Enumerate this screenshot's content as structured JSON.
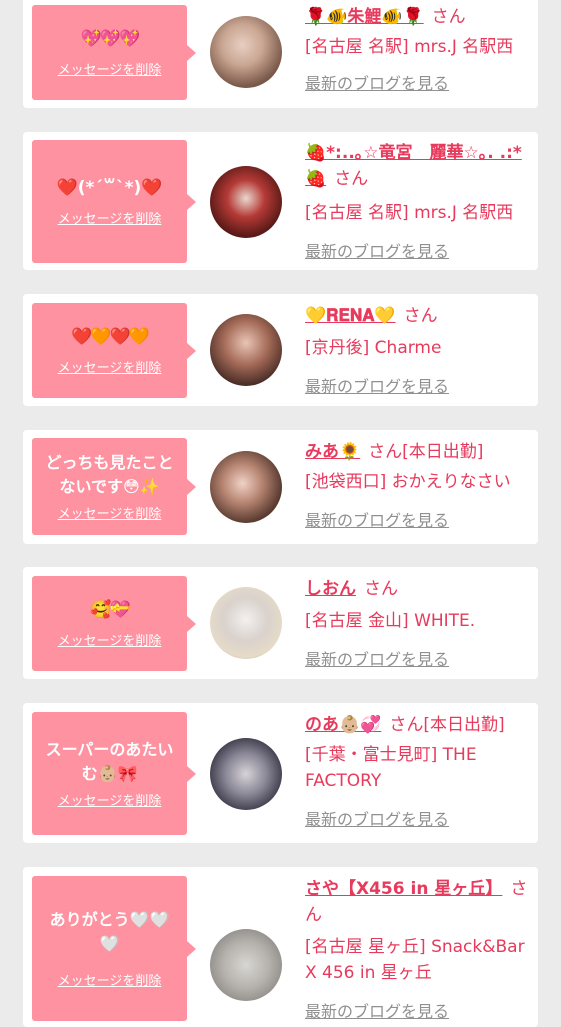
{
  "messages": [
    {
      "text": "💖💖💖",
      "delete_label": "メッセージを削除",
      "name": "🌹🐠朱鯉🐠🌹",
      "honorific": "さん",
      "status": "",
      "shop": "[名古屋 名駅] mrs.J 名駅西",
      "blog_label": "最新のブログを見る"
    },
    {
      "text": "❤️(*´꒳`*)❤️",
      "delete_label": "メッセージを削除",
      "name": "🍓*:..｡☆竜宮　麗華☆｡. .:*🍓",
      "honorific": "さん",
      "status": "",
      "shop": "[名古屋 名駅] mrs.J 名駅西",
      "blog_label": "最新のブログを見る"
    },
    {
      "text": "❤️🧡❤️🧡",
      "delete_label": "メッセージを削除",
      "name": "💛𝐑𝐄𝐍𝐀💛",
      "honorific": "さん",
      "status": "",
      "shop": "[京丹後] Charme",
      "blog_label": "最新のブログを見る"
    },
    {
      "text": "どっちも見たことないです😳✨",
      "delete_label": "メッセージを削除",
      "name": "みあ🌻",
      "honorific": "さん",
      "status": "[本日出勤]",
      "shop": "[池袋西口] おかえりなさい",
      "blog_label": "最新のブログを見る"
    },
    {
      "text": "🥰💝",
      "delete_label": "メッセージを削除",
      "name": "しおん",
      "honorific": "さん",
      "status": "",
      "shop": "[名古屋 金山] WHITE.",
      "blog_label": "最新のブログを見る"
    },
    {
      "text": "スーパーのあたいむ👶🏼🎀",
      "delete_label": "メッセージを削除",
      "name": "のあ👶🏼💞",
      "honorific": "さん",
      "status": "[本日出勤]",
      "shop": "[千葉・富士見町] THE FACTORY",
      "blog_label": "最新のブログを見る"
    },
    {
      "text": "ありがとう🤍🤍🤍",
      "delete_label": "メッセージを削除",
      "name": "さや【X456 in 星ヶ丘】",
      "honorific": "さん",
      "status": "",
      "shop": "[名古屋 星ヶ丘] Snack&Bar X 456 in 星ヶ丘",
      "blog_label": "最新のブログを見る"
    }
  ]
}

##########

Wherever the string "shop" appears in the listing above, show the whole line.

      "shop": "[名古屋 名駅] mrs.J 名駅西",
      "shop": "[名古屋 名駅] mrs.J 名駅西",
      "shop": "[京丹後] Charme",
      "shop": "[池袋西口] おかえりなさい",
      "shop": "[名古屋 金山] WHITE.",
      "shop": "[千葉・富士見町] THE FACTORY",
      "shop": "[名古屋 星ヶ丘] Snack&Bar X 456 in 星ヶ丘",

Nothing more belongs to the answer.